Understanding How Healthcare Works in Canada

Wondering how healthcare works in Canada? Canada considers healthcare a fundamental right, and they reflect this principle through the country’s publicly funded system. The Canada Health Act, implemented in 1984, emphasizes the vision of ensuring that all Canadian residents have access to necessary medical services. This federal legislation sets national standards for healthcare delivery, and the funding is used to support the provision of essential healthcare services to all Canadian residents.

The act ensures that healthcare services are comprehensive, accessible, and portable across provinces and territories. It solidifies the foundation of Canada’s universal healthcare coverage, ensuring that it covers essential services such as doctor visits, hospital stays, and medically necessary procedures.


Provincial and Territorial Administration work in tandem in the healthcare sector


While the federal level sets the framework for healthcare, each province and territory primarily administers healthcare services. That is why each province and territory tailors their healthcare system to the specific needs of its residents. This decentralized approach allows for flexibility and customization while following the principles of the Canada Health Act. It also means that there can be some variation in coverage and delivery of services across different regions.

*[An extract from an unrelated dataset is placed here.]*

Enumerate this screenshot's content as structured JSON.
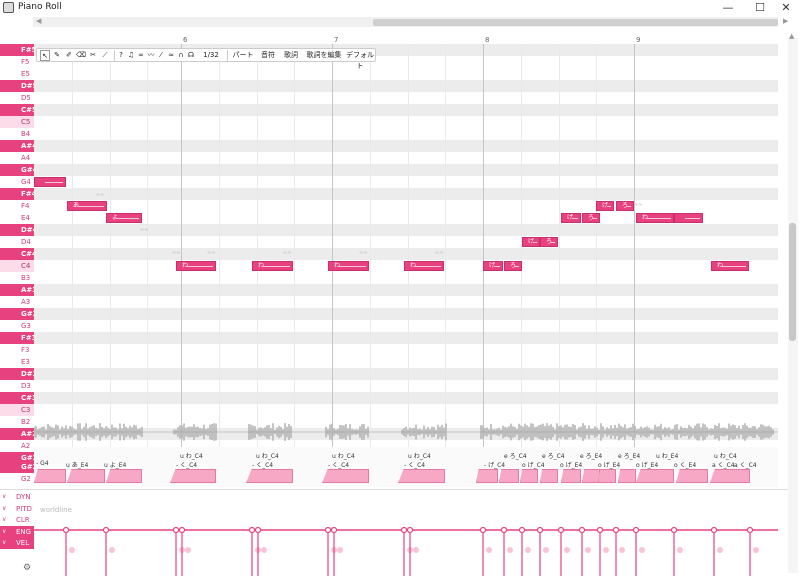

To access free healthcare in Canada, Canadians need to follow a few steps:

Step 1:

Apply for a health card: Canadians need to apply for a health card from their respective province or territory. This health card serves as proof of registration when seeking medical services. The application process may vary by province or territory. The Government of Manitoba issues the Manitoba Health Card in this province.

Step 2:

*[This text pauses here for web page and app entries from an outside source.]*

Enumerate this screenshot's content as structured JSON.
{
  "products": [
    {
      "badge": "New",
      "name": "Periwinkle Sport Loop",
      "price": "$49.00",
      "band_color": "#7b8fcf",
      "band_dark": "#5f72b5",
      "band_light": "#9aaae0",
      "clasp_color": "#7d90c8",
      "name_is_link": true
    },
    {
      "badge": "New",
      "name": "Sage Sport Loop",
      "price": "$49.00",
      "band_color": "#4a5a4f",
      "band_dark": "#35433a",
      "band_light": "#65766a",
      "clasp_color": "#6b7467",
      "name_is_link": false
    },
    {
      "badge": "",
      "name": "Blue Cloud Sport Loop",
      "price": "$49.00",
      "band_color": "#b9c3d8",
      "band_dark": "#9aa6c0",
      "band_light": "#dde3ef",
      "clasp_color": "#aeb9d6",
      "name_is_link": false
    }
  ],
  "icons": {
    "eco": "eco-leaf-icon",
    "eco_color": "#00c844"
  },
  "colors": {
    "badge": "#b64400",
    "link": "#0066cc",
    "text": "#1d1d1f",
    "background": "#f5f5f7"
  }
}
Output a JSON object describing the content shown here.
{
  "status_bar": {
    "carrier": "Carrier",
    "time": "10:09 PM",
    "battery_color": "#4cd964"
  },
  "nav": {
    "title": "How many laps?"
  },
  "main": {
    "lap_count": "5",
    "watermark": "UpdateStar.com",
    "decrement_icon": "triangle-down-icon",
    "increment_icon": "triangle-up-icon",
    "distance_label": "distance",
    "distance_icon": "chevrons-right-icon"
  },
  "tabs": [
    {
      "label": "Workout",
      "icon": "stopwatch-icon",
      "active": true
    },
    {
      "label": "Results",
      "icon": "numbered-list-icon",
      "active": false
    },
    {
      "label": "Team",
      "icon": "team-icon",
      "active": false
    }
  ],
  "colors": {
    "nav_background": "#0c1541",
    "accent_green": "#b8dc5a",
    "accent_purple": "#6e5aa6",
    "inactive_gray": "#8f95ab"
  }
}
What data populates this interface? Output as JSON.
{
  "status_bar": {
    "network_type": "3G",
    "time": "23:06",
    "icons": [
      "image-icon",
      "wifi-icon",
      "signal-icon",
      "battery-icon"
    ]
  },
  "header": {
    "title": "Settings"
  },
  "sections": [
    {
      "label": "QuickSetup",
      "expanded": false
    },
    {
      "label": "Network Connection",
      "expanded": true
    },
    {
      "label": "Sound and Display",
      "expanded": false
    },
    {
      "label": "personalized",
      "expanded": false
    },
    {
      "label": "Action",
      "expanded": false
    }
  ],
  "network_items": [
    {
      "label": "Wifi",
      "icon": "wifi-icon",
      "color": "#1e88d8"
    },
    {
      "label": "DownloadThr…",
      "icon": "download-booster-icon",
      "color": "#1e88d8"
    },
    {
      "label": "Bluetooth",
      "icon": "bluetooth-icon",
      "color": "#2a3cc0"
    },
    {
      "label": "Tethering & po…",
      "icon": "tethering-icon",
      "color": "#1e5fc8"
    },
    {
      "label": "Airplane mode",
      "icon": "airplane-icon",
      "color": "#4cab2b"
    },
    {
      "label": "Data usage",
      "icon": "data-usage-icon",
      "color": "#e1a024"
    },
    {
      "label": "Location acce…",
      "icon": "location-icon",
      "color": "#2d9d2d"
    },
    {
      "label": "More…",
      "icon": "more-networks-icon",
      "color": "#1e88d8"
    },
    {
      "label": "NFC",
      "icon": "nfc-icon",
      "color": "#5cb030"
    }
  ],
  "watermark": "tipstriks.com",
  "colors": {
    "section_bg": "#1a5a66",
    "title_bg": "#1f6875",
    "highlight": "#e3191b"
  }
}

Prove Eligibility: To be eligible for a health card, individuals must provide documentation to prove their identity, residency, and immigration status, if applicable. Specific requirements may differ depending on the province or territory. In Manitoba, all citizens, permanent residents, those with work permits, spouses and children under the age of 18 of work permit holders (validity period applies), refugees, and protected persons are eligible to apply for a Manitoba health card. Tourists, transients, visitors, and students are not eligible.

Step 3:

Wait for coverage: After applying for a health card, there may be a waiting period before individuals are eligible for coverage. In some provinces, this waiting period can be up to three months. 

Who funds Canadian Healthcare?

As mentioned earlier, Canadians contribute funding for about 71% of our healthcare system. It comes from a combination of federal and provincial sources. Each province and territory in Canada has its health insurance plan funded by the federal government and managed at the provincial or territorial level. These plans cover various healthcare services, such as hospital care, physician services, and diagnostic services. The federal government funds the provinces and territories based on the Canada Health Transfer, which supports the delivery of healthcare services.

Medical Services Canadian Healthcare May Not Cover

It’s important to note that while Canada’s healthcare system covers healthcare services, there are certain medical services that it may not cover. These may include:

  1. Prescription medications: Canadian Healthcare may not cover prescription medications from pharmacies, except for certain specific populations, such as seniors and individuals receiving social assistance.
  2. Dental care: Routine dental procedures, such as regular check-ups, cleanings, and fillings, may not fall under the public healthcare system. Some provinces provide limited dental coverage for specific populations, such as children or low-income individuals.
  3. Vision care: The Canadian Public Healthcare System may not cover routine eye exams, eyeglasses, and contact lenses. Similar to dental care, some provinces offer coverage for specific populations, such as children, seniors, or individuals with specific eye conditions.
  4. Certain alternative or complementary therapies: It does not cover services like naturopathy, acupuncture, chiropractic treatments, massages, and homeopathy. However, some private insurance plans may provide coverage for these services.

It’s important to note that while the public healthcare system may not cover these services, individuals can still seek these services privately or through private insurance coverage, if available. 

Access to Healthcare Services

With its universal coverage, Canada ensures that its residents have access to essential medical services, regardless of their financial status. This means that individuals do not have to worry about facing exorbitant medical bills for necessary treatments or services. Additionally, the system prioritizes healthcare needs based on medical urgency rather than financial capacity, promoting equality and fairness in accessing healthcare services.


Challenges and Opportunities in the Healthcare System

While Canada’s healthcare system embodies the vision of universal access, it is not without its challenges. Issues such as wait times for certain medical procedures, access to specialized care in remote areas, and funding constraints for innovative treatments are areas that are continually being addressed and improved. Other challenges include health workforce shortages and funding pressure. While Canada has a publicly funded healthcare system, funding pressures exist because of increasing healthcare costs, advances in medical technology, and the growing demand for healthcare services.

Research by the National Library of Medicine says that ensuring seamless coordination and integration of care across different healthcare providers is challenging. Fragmented care can result in inefficiencies and poorer health outcomes for patients. Efforts to enhance preventative care, promote mental health services, and foster technological advancements within the healthcare sector present opportunities for continued progress.

These challenges are complex and multifaceted, and efforts are being made at various levels to address them and improve the Canadian healthcare system. Ongoing research, policy development, and healthcare system redesign are required to overcome these challenges and ensure the delivery of high-quality, accessible, and sustainable healthcare to all Canadians.